Fiona in Focus
Racing -- It's not just physical
On the surface, running appears to be a purely physical sport. To the casual observer, we runners might look like crazy, carefree individuals who derive great pleasure from working up a sweat and feeling the wind in our hair while speeding along at a comfortable pace.
The same casual observer might assume that our minds are full of happy thoughts, of the new running shoes we just purchased or the giant breakfast we are about to consume. While this might undoubtedly be the case with some runners, it is certainly not the case with all. There are days when we really don't feel like running, and heading out the door takes a huge effort, yet we do it because we know it will improve our mood and make us stronger. On these days, running is as much a mental effort as it is physical. When we decide to go one step further and enter a race, mental toughness really comes into play.
Many seasoned runners experience anxiety at the thought of racing, despite the fact they have great talent. There is no question that competing can be stressful and we have all had our moments of self doubt – the fear of failing to cover the distance or being beaten by a rival or not meeting the expectations we have placed upon ourselves.
The night before a race our anxiety might manifest itself in a dream where we show up to a race after the gun has fired, we forget our running shoes or we finish dead last. Stressing ourselves out by choosing to compete makes no sense. We are paying a fee to race while we could be out jogging in the park for free with no stress! Racing is supposed to be a fun activity, yet for some reason our stomach is in knots and we feel like throwing up. Racing, where times are recorded, somehow makes us vulnerable to the world.
As a frequent racer I still experience some pre-race anxiety but have gained a certain perspective over time that helps keep nerves at bay. I am hoping that my thoughts might help others who are considering competition but are dealing with the demons of self-doubt.
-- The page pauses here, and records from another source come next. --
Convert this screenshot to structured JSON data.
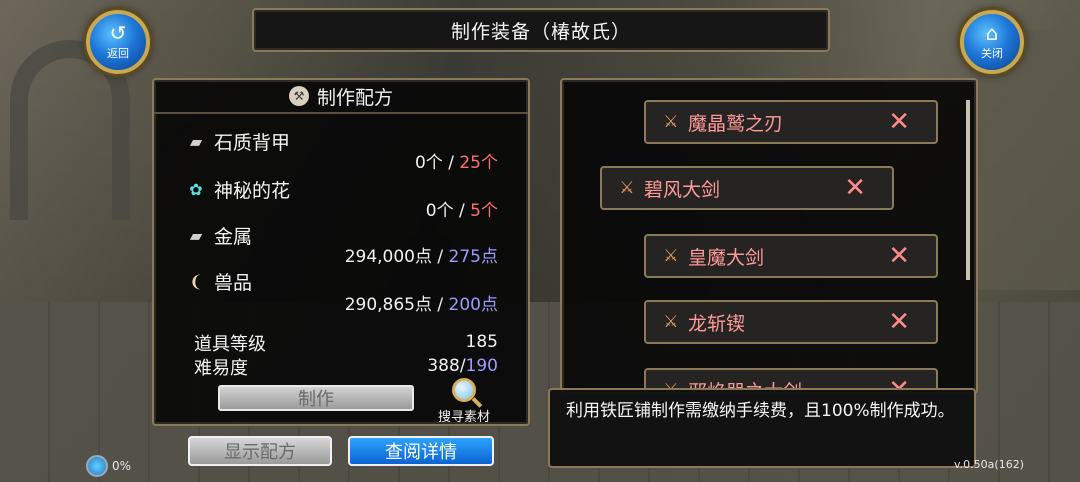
{
  "window": {
    "title": "制作装备（椿故氏）"
  },
  "nav": {
    "back": {
      "icon": "back-arrow-icon",
      "label": "返回"
    },
    "close": {
      "icon": "home-icon",
      "label": "关闭"
    }
  },
  "recipe": {
    "header": "制作配方",
    "materials": [
      {
        "name": "石质背甲",
        "icon": "stone-armor-icon",
        "have": "0个",
        "sep": " / ",
        "need": "25个",
        "need_color": "#ff6f6f"
      },
      {
        "name": "神秘的花",
        "icon": "mystic-flower-icon",
        "have": "0个",
        "sep": " / ",
        "need": "5个",
        "need_color": "#ff6f6f"
      },
      {
        "name": "金属",
        "icon": "metal-icon",
        "have": "294,000点",
        "sep": " / ",
        "need": "275点",
        "need_color": "#9f9aff"
      },
      {
        "name": "兽品",
        "icon": "beast-claw-icon",
        "have": "290,865点",
        "sep": " / ",
        "need": "200点",
        "need_color": "#9f9aff"
      }
    ],
    "item_level": {
      "label": "道具等级",
      "value": "185"
    },
    "difficulty": {
      "label": "难易度",
      "current": "388",
      "sep": "/",
      "max": "190"
    },
    "make_button": "制作",
    "search_label": "搜寻素材"
  },
  "buttons": {
    "show_recipe": "显示配方",
    "view_details": "查阅详情"
  },
  "item_list": [
    {
      "name": "魔晶鹫之刃",
      "icon": "sword-icon"
    },
    {
      "name": "碧风大剑",
      "icon": "sword-icon"
    },
    {
      "name": "皇魔大剑",
      "icon": "sword-icon"
    },
    {
      "name": "龙斩锲",
      "icon": "sword-icon"
    },
    {
      "name": "邪焰器之大剑",
      "icon": "sword-icon"
    }
  ],
  "tooltip": "利用铁匠铺制作需缴纳手续费，且100%制作成功。",
  "status": {
    "percent": "0%",
    "version": "v.0.50a(162)"
  },
  "colors": {
    "frame_gold": "#8a7a58",
    "item_name_red": "#ff9a9a",
    "need_red": "#ff6f6f",
    "need_blue": "#9f9aff",
    "detail_blue": "#0b63d0"
  }
}
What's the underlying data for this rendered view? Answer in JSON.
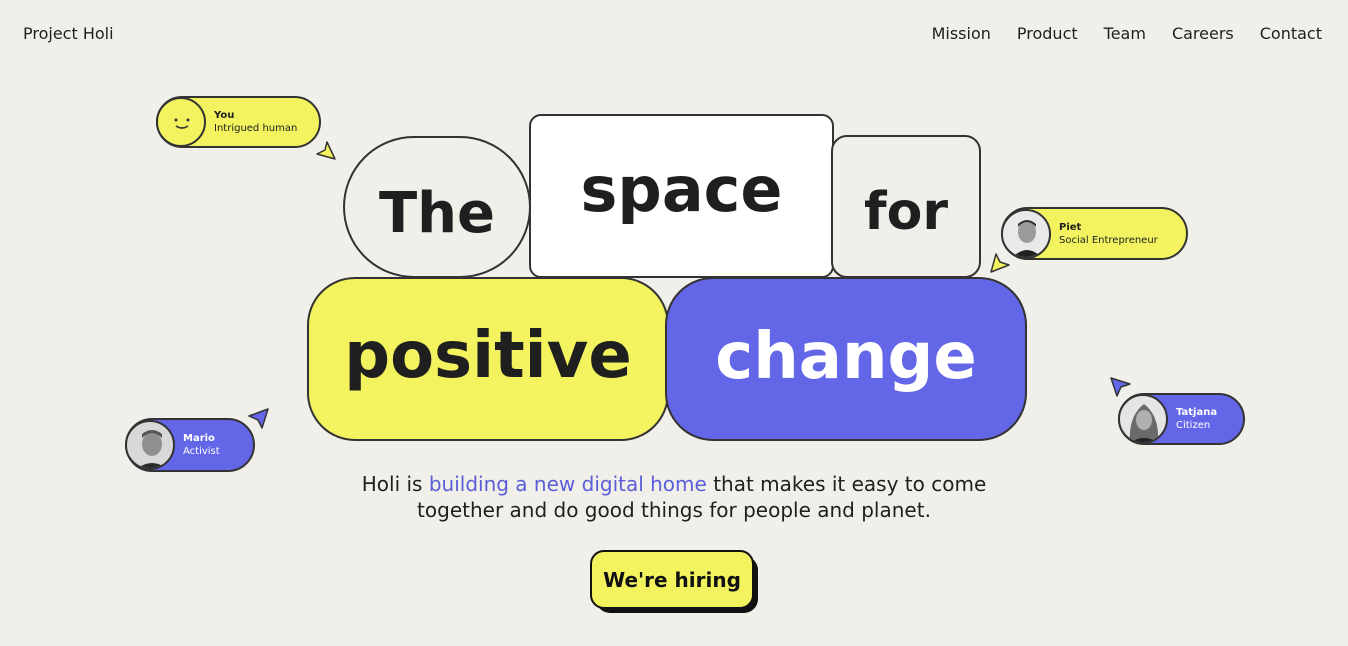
{
  "header": {
    "brand": "Project Holi",
    "nav": [
      "Mission",
      "Product",
      "Team",
      "Careers",
      "Contact"
    ]
  },
  "hero": {
    "words": [
      "The",
      "space",
      "for",
      "positive",
      "change"
    ]
  },
  "people": [
    {
      "name": "You",
      "role": "Intrigued human"
    },
    {
      "name": "Piet",
      "role": "Social Entrepreneur"
    },
    {
      "name": "Mario",
      "role": "Activist"
    },
    {
      "name": "Tatjana",
      "role": "Citizen"
    }
  ],
  "tagline": {
    "pre": "Holi is ",
    "highlight": "building a new digital home",
    "post": " that makes it easy to come together and do good things for people and planet."
  },
  "cta": {
    "label": "We're hiring"
  },
  "colors": {
    "background": "#f0efea",
    "yellow": "#f2f35f",
    "purple": "#6466e8",
    "link": "#5b5ed8",
    "outline": "#333333"
  },
  "icons": [
    "smiley-icon",
    "cursor-arrow-icon",
    "avatar-photo"
  ]
}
There are certain elements that we can't control when we compete and that not every event will be an "amazing" experience. Instead of focusing on the negatives after a race, and the runners who finish ahead of us, it is healthier to focus on the positives – how we felt, what we learned, the new friends we made. We will have good days and bad. A hectic week at work might affect our performance. A late night concert, illness or adverse weather conditions might also be factors. We have to remember that, while our own performance can be influenced through training and nutrition, short of pulling a Gillooly, we can't affect the performance of anyone else.
Of course we aren't always competing against others. We often end up competing against ourselves -- or younger, fitter versions of ourselves -- and, apart from a few runners who seem to have defied time, we generally lose out. There is a reason why races offer awards for different age groups. Like many runners I have been guilty of setting unrealistic time goals, but I have slowly come to the realization that the time on the clock is only a small part of why I race. Like many, I enjoy the challenge of pushing myself to my limits surrounded by other like-minded individuals doing the same. Racing against strong runners in my age group motivates me to work harder and pushes me to do my best. Although I am sometimes frustrated when my times are slow, I appreciate the fact that I can still run and compete in my fifties -- something I never would have believed possible thirty years ago when I was a chubby teen huffing and puffing my way around the University campus, trying to lose my spare tire.
We are fortunate to be able to run and race as many of our peers could never imagine even running a mile. The fact that we are racing is impressive and the reality is that, unless we are sponsored professional athletes, nobody really cares if we run a 5K in 15 minutes or in 35. Instead of beating ourselves up over a bad race, we should chalk it up to experience and look forward to our next adventure. By doing so a race is no longer an event in itself but becomes part of a journey of self discovery.